She shouldn't have a place to hide from you that's extreme, like under a bed. Her hiding spot needs to be a place where you can reach and touch her (or in her thought process, harm her) at any time, but that you are not. This will start to sink in, that you're not harming her. Spend time in the room walking and moving around slowly, talk softly to her, pet her when she's eating (or whenever she'll allow), try playing interactive wand toy games with her, don't make eye contact with her (if they don't trust you they see this as a threat), sit on the ground a lot. I mean a lot. That way you're not so scary. Do something simple, totally ignoring the kitty, like reading (aloud would be good so she gets used to your voice) or bring in a laptop or something. Give her lots of treats, coaxing her closer to you. I'd bring your other cat in for visits only when you're there and only after she's made a little progress in trusting you.

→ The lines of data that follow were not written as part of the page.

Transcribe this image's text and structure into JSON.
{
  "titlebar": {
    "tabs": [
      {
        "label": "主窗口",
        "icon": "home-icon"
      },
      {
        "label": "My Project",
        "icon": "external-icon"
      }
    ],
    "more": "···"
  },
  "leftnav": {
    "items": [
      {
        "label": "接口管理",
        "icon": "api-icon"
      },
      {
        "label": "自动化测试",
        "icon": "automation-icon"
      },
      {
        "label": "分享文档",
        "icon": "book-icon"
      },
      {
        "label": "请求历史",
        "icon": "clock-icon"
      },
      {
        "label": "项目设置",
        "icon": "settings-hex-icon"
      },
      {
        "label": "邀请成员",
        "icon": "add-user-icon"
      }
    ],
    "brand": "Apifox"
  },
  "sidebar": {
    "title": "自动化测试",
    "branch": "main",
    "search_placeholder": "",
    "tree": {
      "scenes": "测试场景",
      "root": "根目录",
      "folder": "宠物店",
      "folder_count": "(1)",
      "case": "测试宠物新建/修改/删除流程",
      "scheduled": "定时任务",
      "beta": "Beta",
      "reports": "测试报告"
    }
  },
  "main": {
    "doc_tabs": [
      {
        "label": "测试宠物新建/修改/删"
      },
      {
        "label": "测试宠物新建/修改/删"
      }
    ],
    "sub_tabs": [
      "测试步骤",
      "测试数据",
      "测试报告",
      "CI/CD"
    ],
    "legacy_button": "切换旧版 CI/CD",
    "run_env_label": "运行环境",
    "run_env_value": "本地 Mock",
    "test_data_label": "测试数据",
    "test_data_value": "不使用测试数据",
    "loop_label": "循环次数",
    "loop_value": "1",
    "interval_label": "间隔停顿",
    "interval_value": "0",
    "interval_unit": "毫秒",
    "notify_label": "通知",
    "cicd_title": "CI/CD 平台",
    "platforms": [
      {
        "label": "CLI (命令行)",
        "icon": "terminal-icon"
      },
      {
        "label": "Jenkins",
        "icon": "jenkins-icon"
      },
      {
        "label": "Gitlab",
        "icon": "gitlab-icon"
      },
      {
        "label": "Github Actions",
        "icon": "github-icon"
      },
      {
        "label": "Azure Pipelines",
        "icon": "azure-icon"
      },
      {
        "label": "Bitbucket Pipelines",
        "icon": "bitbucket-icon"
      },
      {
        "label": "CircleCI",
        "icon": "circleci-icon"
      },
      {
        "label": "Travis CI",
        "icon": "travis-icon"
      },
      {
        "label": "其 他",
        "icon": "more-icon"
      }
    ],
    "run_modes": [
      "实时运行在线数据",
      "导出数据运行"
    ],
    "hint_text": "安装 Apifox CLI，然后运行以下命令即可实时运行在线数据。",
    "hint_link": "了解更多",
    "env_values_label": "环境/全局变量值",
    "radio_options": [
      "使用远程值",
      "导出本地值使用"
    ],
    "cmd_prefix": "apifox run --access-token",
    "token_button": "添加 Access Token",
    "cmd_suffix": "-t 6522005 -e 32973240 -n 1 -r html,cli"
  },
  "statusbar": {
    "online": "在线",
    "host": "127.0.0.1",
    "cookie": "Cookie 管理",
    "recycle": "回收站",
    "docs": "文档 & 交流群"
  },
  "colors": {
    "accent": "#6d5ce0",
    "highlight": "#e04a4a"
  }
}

I have a semi-feral cat in the garage, I spend an hour or two in their daily and he's been there for three weeks. He's gone from a cat that wouldn't come out of his hiding spot (on top of a fridge) to a cat that would come down growling, hissing, attacking and being food possessive... and then again to a cat that would sit beside me, and then a cat that's a moderate version of all those things (we're working on it), for the last week and a half he's been seeking out pets and is far less scared of me standing or walking about the room as he gets used to me. He even allows slight petting while he's eating - considering how food possessive he is that's a milestone
A lot of progress can be made in a short time if you focus on improving the problem, and that's going to be good for the cat and for you.